Installation view in the Tokyo Metropolitan Teien Art Museum,《Fantasy》 ©Okanoue Toshiko, private Cllection



What’s Great About Toshiko Okanoue

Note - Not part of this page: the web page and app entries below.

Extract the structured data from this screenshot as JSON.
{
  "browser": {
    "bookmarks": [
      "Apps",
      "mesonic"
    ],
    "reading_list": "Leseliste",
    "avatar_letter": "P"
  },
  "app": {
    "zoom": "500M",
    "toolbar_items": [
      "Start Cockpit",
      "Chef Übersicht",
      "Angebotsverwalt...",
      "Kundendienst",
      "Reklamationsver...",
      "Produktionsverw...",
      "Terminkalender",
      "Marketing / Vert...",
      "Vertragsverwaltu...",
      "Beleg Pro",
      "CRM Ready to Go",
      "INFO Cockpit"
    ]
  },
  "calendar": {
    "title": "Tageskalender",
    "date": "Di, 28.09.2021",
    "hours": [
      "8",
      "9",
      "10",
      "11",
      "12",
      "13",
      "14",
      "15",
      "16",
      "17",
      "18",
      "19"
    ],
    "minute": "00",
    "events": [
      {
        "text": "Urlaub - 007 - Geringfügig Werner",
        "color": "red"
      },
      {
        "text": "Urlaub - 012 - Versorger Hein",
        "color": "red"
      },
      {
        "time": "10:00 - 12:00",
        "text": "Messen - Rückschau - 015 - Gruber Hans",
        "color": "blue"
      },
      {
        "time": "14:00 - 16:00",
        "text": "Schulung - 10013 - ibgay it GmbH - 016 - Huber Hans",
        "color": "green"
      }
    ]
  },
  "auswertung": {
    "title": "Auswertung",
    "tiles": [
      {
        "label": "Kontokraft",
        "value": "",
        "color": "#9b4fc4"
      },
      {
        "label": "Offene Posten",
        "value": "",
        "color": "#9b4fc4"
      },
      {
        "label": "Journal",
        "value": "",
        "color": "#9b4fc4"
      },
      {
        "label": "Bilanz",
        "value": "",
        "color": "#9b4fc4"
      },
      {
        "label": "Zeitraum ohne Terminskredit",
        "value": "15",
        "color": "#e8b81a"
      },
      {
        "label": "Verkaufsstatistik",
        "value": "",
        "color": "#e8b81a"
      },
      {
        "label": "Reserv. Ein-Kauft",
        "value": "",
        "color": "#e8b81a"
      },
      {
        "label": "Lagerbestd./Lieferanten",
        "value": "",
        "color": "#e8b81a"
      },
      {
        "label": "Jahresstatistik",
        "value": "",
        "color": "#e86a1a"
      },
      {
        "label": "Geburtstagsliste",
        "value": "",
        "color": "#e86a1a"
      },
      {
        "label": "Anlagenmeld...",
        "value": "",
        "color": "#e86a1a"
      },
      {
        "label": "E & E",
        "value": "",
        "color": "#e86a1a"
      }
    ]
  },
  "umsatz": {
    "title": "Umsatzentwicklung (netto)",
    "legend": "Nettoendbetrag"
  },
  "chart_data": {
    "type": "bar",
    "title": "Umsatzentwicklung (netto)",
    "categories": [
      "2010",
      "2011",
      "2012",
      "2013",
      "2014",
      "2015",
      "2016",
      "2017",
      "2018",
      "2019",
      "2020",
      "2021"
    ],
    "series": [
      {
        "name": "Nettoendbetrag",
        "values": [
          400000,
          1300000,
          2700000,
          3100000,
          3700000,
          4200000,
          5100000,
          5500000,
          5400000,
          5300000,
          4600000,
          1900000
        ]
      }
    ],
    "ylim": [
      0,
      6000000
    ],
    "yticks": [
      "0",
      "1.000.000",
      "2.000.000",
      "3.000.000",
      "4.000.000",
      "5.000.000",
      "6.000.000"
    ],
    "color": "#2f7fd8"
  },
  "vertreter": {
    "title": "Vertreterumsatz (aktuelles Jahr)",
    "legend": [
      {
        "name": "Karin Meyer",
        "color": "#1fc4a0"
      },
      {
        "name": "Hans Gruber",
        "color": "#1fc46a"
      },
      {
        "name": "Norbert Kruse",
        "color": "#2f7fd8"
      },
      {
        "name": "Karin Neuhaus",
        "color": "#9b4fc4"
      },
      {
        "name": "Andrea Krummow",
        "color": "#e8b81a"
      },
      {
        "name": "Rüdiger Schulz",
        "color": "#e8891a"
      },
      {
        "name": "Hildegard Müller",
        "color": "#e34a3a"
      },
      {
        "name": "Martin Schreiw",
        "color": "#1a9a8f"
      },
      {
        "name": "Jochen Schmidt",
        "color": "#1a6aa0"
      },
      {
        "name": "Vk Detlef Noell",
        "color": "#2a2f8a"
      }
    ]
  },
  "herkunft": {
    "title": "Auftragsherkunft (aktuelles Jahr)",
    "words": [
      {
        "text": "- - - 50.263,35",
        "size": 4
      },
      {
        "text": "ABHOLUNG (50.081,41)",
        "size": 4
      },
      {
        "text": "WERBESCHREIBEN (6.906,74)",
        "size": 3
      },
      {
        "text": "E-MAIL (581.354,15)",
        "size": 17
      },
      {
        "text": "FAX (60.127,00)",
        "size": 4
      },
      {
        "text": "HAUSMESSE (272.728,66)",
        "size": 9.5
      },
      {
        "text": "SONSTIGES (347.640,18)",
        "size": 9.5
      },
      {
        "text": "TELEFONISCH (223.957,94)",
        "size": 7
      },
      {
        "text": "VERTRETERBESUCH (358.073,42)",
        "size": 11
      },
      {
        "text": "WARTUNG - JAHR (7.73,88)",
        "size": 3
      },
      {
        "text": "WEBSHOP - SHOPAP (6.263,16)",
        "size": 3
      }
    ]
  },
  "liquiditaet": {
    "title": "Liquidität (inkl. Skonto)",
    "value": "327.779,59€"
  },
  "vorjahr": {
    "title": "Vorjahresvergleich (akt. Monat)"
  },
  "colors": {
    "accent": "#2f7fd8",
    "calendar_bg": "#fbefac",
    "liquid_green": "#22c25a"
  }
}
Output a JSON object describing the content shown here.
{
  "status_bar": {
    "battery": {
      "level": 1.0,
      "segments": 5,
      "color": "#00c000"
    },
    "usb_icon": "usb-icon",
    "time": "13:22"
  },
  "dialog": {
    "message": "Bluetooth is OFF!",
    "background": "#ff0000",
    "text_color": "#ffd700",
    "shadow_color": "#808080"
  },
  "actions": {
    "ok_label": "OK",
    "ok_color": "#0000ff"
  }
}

In a chigiri-e (a Japanese form of collage using colored paper) class in 1950, Toshiko Okanoue noticed a woman’s face in profile in a scrap of paper. She thought it was interesting, so she began to create photo collages on her own, without a teacher. The materials she used for her pieces included LIFE, Vogue, Harper’s BAZAAR, and other contemporary magazines which had been left in Japan as parting gifts from the Allied forces after the war. Her work caught the eye of Shuzo Takiguchi (an artist and art critic), with whom she had a friendly relationship. Takiguchi highly praised Okanoue’s work, and produced an exhibition of it. Without any professional art education or experience to speak of, Okanoue began to receive attention from many onlookers.
However, after getting married in 1957, presentation of her work all but disappeared.
Okanoue’s work, for which she boldly clipped cutting-edge photographs of the time, restructuring them into something elegant, is quite novel even today, more than 50 years since its creation. Since the 2000s, it has been garnering attention yet again.
On display in this exhibition are some of the magazines Okanoue actually used as materials for her collages, as well as dresses from the 1950s that fascinated her, allowing you to feel the atmosphere of that time period.

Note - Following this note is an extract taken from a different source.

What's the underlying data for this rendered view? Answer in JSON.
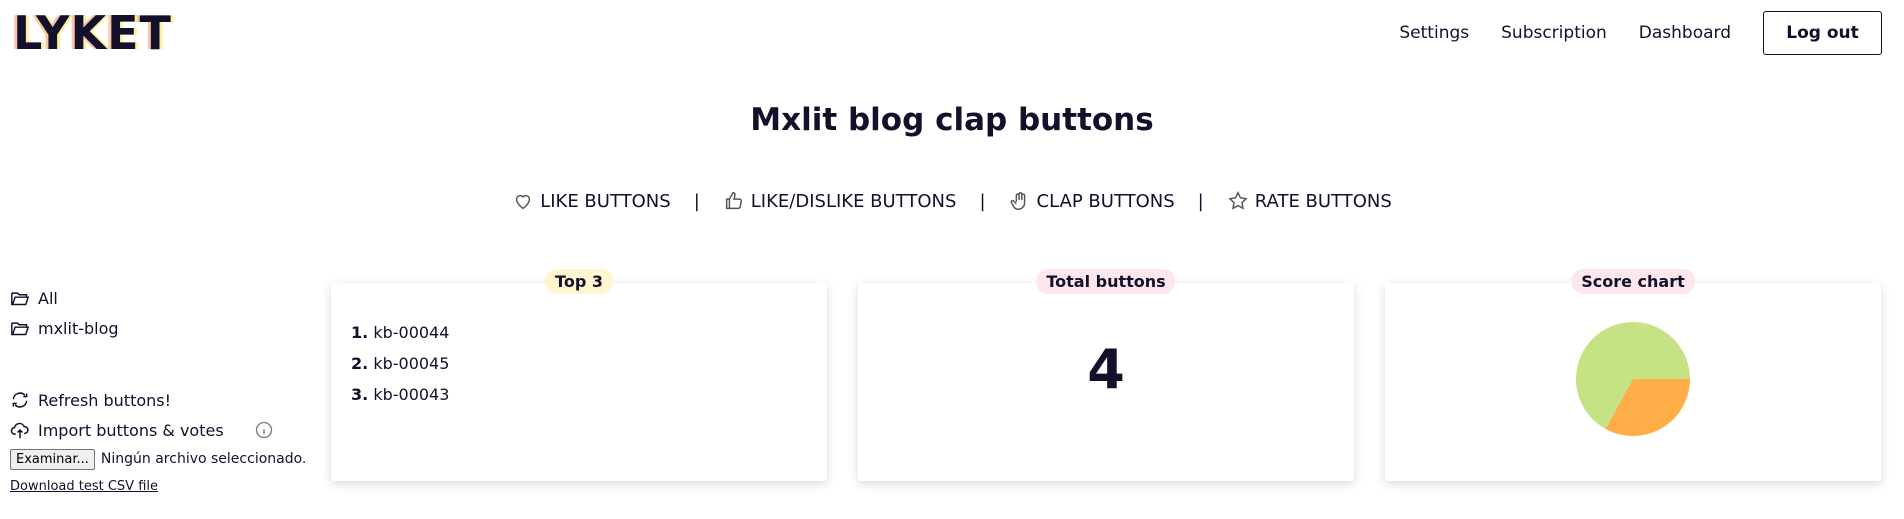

Curator Ms. Jimbo Talks About the Appeal of Toshiko Okanoue’s Work

Ms. Kyoko Jimbo, the curator in charge, pointed out and commented on some wonderful highlights of Okanoue’s pieces for us.


Visit in Night》 ©Okanoue Toshiko,The National Museum of Modern Art, Tokyo


Jimbo Visit in Night is an all-around exquisite piece, from the ratio between the sizes of the fan and the human figure, to the overall balance, contrast, and composition of the collage. If you use a computer today, it’s easy to shrink or stretch photos, but to compose something like this just with photos from a magazine is fantastic. Also, Okanoue is incredibly dexterous—even if you look at the piece up close, you can’t tell where the edges of the pasted photos are. It’s all cut and pasted quite beautifully.



Melody of the Ruins》 ©Okanoue Toshiko, Tokyo Photographic Art Museum


Jimbo :Okanoue looked down from Dogenzaka at Shibuya, which had been burned down during the air raids in May 1945, during the war. That scene must have left a strong impression on her. In LIFE magazine, journalistic photos of war in various countries around the world at the time were published, as well as the serialization of experimentation with nuclear weapons and hydrogen bombs. She projected her own experiences onto her work. Melody of Ruins has a unique beauty, created by the collage of a woman dressed in fashionable clothes and the desolate landscape around her.



Leda in the Sea》 ©Okanoue Toshiko, private Cllection


Jimbo Leda in the Sea is Okanoue’s favorite piece. At the same time creating the motif of a woman living freely after the war, she wanted to express the sadness of that woman, who also bore anguish. Collages can be gorgeous, coquettish, or give a variety of other impressions to the viewer, but they can also be expressions of healing for the viewer as well. Multiple layers of meaning and structure can be found even in a single piece.



A dreamlike scene: the museum open at night, with illuminated cherry blossoms


The Tokyo Metropolitan Teien Art Museum will be open at night on March 29th (Friday), 30th (Saturday), April 5th (Friday) and 6th (Saturday) until 8:00 p.m., while the cherry blossoms are in bloom. Please come enjoy the sight!



 Toshiko Okanoue, Photo Collage: The Miracle of Silence Exhibition Information

Dates:Saturday, January 26 – Sunday, April 7, 2019
Opening Times:10:00 – 18:00 (Last admission: 17:30)
March 29, 30 and April 5, 6 opening until 20:00 (Last admission at 19:30)
Venue:Tokyo Metropolitan Teien Art Museum


Original text: Moyo Urashima